BEGIN

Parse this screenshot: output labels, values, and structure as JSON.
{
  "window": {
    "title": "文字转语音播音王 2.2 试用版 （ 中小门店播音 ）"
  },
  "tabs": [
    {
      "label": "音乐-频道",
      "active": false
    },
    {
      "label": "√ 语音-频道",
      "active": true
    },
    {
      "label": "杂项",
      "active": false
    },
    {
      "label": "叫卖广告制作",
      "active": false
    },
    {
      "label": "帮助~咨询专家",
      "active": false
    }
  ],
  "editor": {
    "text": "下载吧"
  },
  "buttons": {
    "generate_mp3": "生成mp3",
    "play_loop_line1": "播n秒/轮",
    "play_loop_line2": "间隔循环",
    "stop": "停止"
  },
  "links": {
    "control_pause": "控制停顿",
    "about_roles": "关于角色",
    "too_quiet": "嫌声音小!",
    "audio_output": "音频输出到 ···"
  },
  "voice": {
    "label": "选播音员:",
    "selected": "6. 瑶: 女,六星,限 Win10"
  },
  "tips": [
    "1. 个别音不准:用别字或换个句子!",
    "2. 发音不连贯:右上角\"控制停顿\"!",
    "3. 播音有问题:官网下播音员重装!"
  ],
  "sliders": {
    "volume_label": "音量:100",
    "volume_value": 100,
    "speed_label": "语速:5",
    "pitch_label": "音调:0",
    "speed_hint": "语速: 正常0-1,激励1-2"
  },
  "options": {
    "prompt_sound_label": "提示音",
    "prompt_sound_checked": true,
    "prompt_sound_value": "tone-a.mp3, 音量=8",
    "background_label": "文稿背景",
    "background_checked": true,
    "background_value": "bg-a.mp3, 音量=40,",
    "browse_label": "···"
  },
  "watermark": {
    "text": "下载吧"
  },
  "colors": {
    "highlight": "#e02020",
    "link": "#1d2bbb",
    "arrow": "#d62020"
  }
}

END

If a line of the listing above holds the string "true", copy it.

ANSWER SECTION
      "active": true
    "prompt_sound_checked": true,
    "background_checked": true,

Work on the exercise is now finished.